▸ **What the exercise asks**
Report, in full, each line of the material below in which the string "Paid" occurs.

▸ **Stored data**
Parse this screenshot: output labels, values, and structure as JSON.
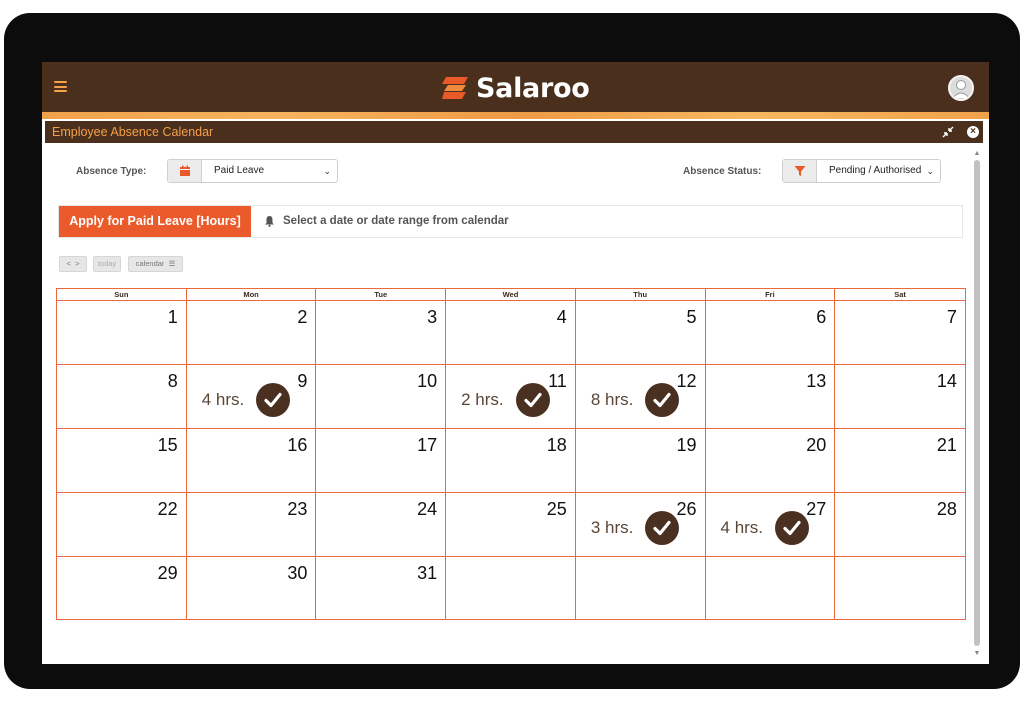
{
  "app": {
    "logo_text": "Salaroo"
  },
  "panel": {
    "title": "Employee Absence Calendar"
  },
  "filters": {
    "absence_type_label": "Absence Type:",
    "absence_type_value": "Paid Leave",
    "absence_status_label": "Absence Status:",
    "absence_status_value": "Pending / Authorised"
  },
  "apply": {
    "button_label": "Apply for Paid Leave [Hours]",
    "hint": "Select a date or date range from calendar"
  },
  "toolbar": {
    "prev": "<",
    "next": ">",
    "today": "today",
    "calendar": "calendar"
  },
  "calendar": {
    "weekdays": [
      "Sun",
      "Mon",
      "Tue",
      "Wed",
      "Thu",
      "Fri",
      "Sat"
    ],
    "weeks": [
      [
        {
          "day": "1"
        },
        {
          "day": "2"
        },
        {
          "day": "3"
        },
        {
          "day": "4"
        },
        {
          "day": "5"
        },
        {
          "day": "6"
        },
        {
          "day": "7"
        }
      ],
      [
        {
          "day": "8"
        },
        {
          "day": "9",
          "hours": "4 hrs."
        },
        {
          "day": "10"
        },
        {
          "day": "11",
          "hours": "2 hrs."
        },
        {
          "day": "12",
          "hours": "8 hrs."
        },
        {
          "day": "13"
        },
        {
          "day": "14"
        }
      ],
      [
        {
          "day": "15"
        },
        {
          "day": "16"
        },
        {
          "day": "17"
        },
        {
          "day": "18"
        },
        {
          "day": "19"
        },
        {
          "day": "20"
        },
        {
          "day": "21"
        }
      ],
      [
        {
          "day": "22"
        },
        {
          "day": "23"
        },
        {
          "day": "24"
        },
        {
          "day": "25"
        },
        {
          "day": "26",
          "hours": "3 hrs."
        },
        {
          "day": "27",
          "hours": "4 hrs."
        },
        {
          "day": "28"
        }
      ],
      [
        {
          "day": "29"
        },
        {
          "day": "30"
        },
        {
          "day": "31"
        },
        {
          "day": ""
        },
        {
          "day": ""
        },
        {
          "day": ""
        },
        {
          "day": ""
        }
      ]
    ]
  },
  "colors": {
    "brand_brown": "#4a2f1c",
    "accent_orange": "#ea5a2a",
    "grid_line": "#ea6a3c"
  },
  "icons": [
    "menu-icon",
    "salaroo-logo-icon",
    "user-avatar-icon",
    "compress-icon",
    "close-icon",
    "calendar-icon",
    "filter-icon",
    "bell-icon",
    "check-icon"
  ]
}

▸ **Answer to the exercise**
    "absence_type_value": "Paid Leave",
    "button_label": "Apply for Paid Leave [Hours]",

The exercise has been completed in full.